Rabbi Ovadia Yosef, an Iraqi-born sage who turned an Israeli underclass of Sephardic Jews of Middle Eastern heritage into a powerful political force, has died at the age of 93, plunging masses of followers into mourning.
Dubbed Israel’s Ayatollah by critics who condemned many of his pronouncements as racist – he likened Palestinians to snakes and said God put gentiles on earth only to serve Jews – Rabbi Yosef was revered by many traditional Sephardic Jews as their supreme religious leader.
Through the Shas (Sephardic Torah Guardians) party he founded in the early 1980s, Rabbi Yosef also wielded unique political influence from his modest apartment in Jerusalem.
“The people of Israel lost one of the wisest of a generation,” Israeli prime minister Benjamin Netanyahu said in a statement yesterday. “Rabbi Yosef was a giant in Torah and Jewish law and a mentor to tens of thousands.”
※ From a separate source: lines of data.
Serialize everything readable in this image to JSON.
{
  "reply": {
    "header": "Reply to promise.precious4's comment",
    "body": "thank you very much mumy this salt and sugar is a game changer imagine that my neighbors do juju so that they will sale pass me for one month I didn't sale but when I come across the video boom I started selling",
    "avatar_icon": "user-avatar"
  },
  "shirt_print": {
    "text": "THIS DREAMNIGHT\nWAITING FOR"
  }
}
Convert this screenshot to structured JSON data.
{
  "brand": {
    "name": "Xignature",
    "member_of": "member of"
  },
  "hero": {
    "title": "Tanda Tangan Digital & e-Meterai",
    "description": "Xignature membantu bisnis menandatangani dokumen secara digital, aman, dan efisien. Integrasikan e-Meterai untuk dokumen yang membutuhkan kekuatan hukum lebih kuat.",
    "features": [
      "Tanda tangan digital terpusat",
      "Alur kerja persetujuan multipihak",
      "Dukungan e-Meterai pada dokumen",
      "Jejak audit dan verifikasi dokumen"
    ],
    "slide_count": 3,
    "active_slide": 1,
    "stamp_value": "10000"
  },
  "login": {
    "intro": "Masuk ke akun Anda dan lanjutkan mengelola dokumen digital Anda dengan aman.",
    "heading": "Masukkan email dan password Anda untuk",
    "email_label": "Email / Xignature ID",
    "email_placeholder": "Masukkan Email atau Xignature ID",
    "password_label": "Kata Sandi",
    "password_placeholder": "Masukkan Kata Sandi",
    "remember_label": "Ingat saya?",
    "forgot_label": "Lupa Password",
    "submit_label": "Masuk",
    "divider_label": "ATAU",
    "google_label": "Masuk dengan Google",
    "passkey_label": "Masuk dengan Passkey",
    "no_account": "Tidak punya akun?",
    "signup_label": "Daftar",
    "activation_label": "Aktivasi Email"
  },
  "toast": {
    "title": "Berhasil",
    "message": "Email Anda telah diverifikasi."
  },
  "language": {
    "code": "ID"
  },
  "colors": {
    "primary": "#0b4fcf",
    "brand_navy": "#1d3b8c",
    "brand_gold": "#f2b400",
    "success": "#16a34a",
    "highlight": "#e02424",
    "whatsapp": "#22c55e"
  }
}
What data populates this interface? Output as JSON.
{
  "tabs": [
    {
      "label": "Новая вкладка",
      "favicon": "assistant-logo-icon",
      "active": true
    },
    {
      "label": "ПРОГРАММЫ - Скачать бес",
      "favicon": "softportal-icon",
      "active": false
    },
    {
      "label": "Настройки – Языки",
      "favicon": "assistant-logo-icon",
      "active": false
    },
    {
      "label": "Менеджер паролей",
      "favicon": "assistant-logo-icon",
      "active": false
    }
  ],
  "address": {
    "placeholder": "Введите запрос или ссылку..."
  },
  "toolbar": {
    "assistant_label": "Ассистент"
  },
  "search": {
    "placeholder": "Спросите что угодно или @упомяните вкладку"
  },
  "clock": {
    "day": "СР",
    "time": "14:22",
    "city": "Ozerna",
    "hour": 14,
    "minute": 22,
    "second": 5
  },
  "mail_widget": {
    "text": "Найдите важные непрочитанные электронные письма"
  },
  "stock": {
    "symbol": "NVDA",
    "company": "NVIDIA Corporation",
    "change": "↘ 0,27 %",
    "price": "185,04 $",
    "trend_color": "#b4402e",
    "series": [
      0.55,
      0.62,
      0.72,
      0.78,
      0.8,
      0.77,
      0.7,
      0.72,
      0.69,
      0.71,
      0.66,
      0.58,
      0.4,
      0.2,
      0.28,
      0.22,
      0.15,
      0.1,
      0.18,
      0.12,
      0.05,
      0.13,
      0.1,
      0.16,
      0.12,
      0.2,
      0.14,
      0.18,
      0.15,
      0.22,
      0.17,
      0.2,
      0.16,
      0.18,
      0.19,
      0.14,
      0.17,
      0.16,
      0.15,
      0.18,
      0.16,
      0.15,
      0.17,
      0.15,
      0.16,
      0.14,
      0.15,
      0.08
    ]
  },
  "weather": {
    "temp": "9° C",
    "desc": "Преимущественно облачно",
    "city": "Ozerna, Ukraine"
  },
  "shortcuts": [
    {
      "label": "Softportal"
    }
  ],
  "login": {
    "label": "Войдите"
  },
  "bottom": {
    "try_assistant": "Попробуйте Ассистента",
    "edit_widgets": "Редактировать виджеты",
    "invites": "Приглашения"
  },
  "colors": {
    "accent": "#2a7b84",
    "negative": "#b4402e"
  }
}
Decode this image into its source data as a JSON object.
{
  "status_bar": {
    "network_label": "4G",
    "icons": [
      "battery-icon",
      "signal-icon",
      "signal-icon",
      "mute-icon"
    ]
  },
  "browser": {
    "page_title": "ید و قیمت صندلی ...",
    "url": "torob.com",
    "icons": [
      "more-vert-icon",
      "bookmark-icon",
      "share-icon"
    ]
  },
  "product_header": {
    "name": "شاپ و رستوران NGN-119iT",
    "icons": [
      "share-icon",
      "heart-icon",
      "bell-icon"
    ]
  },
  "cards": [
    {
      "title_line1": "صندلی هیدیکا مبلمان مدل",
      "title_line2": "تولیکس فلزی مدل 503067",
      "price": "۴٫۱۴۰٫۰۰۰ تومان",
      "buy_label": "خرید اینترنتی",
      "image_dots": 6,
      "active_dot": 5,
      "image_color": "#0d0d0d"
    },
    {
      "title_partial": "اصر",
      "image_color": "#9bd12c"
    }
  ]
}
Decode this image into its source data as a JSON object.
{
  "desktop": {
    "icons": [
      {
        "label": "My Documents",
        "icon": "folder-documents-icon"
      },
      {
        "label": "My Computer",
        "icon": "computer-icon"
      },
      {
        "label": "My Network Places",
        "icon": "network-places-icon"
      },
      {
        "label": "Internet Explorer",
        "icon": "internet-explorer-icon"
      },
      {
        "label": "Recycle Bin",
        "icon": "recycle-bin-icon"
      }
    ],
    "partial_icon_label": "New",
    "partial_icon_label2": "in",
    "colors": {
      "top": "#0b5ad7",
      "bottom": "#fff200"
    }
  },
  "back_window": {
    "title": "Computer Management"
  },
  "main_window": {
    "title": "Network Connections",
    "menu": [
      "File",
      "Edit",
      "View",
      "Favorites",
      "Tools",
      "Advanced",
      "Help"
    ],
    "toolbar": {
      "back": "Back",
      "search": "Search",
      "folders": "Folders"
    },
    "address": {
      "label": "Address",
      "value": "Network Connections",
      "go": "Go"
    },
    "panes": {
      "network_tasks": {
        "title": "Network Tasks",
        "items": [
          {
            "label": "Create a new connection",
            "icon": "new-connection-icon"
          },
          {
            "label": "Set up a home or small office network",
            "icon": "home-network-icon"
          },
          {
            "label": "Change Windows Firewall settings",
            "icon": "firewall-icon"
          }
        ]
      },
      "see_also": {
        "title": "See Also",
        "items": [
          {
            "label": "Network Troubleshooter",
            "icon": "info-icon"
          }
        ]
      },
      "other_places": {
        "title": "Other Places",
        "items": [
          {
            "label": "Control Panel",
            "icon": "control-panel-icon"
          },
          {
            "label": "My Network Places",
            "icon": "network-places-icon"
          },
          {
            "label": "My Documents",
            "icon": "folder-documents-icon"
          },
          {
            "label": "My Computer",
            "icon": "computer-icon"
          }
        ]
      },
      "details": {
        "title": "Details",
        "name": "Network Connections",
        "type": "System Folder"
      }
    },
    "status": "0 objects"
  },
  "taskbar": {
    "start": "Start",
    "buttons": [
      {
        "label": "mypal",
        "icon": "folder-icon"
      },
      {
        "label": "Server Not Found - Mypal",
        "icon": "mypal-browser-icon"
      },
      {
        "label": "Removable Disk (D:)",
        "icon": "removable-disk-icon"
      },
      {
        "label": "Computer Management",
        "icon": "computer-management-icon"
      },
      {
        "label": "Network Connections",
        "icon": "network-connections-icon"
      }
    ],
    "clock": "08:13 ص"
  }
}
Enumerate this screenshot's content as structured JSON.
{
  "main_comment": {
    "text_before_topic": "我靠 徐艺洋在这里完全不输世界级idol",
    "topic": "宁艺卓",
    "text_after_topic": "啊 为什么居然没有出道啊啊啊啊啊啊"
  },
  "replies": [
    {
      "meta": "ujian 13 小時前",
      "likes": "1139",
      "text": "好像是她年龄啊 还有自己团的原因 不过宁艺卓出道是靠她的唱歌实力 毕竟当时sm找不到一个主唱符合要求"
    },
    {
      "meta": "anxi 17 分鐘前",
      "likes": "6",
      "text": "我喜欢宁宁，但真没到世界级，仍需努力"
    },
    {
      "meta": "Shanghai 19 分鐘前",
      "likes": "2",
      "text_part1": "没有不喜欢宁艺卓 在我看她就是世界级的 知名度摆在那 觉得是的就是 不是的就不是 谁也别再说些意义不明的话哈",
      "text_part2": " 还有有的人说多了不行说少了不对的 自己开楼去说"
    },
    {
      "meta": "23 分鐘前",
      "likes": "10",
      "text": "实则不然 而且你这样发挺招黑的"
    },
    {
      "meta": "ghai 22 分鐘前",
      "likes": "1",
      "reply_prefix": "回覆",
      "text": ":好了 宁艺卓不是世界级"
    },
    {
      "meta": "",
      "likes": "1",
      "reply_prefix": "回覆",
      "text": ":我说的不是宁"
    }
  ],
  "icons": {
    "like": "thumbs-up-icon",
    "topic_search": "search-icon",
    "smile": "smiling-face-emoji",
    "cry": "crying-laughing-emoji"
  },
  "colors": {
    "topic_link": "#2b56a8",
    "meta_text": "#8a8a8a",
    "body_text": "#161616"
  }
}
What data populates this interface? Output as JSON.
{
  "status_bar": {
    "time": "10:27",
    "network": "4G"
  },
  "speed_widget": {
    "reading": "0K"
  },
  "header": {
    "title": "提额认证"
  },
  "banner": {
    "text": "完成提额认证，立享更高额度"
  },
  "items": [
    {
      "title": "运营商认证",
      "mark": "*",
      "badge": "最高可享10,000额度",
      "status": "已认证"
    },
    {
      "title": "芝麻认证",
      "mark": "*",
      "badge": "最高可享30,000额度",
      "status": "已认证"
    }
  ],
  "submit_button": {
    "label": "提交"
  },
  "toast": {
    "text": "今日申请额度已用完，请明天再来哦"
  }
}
At its height, Shas – now in the opposition – held 17 of parliament’s 120 seats. For years, Rabbi Yosef, as its leader, served as political kingmaker whose party could make or break Israeli coalition governments.
His political messages were sometimes mixed: he viewed the occupied West Bank, captured in the 1967 Middle East war, as part of the biblical Land of Israel, but in a challenge to mainstream rabbis, he said it was permissible to cede land to prevent bloodshed.
Although Shas served in governments that pursued peace talks with the Palestinians, he voiced strong anti-Arab sentiments in sermons.
Rabbi Yosef also drew fire from Israelis when he once suggested that six million Jews died in the Nazi Holocaust because they were reincarnated souls of sinners. Palestinian president Mahmoud Abbas, meeting Israeli legislators in the West Bank after news of the death yesterday, asked them to convey his condolences to the rabbi’s family.
Rabbi Yosef’s heavily Arabic-accented Hebrew may have been difficult to understand, but Shas members followed his political policy pronouncements and the biblical religious edicts as if they were divine commandments.
His major work, Responsa, Yabia Omer, is a ten-volume collection of his rulings on questions pertaining to Jewish law and customs.
Weaving a new social fabric in a Jewish state dominated by a so-called elite of Ashkenazim, or Jews of European descent, he oversaw the establishment of Shas-run religious schools and charity institutions that drew a new generation into his rabbinical fold.
Outside Yosef’s home, weeping Jewish seminary students, in a traditional sign of mourning, tore their white shirts with a razor blade. Hundreds of thousands attended his funeral later yesterday in Jerusalem.
“How will the world run without the sun? How will the world run without the moon?’ lamented Shas legislator Arye Deri.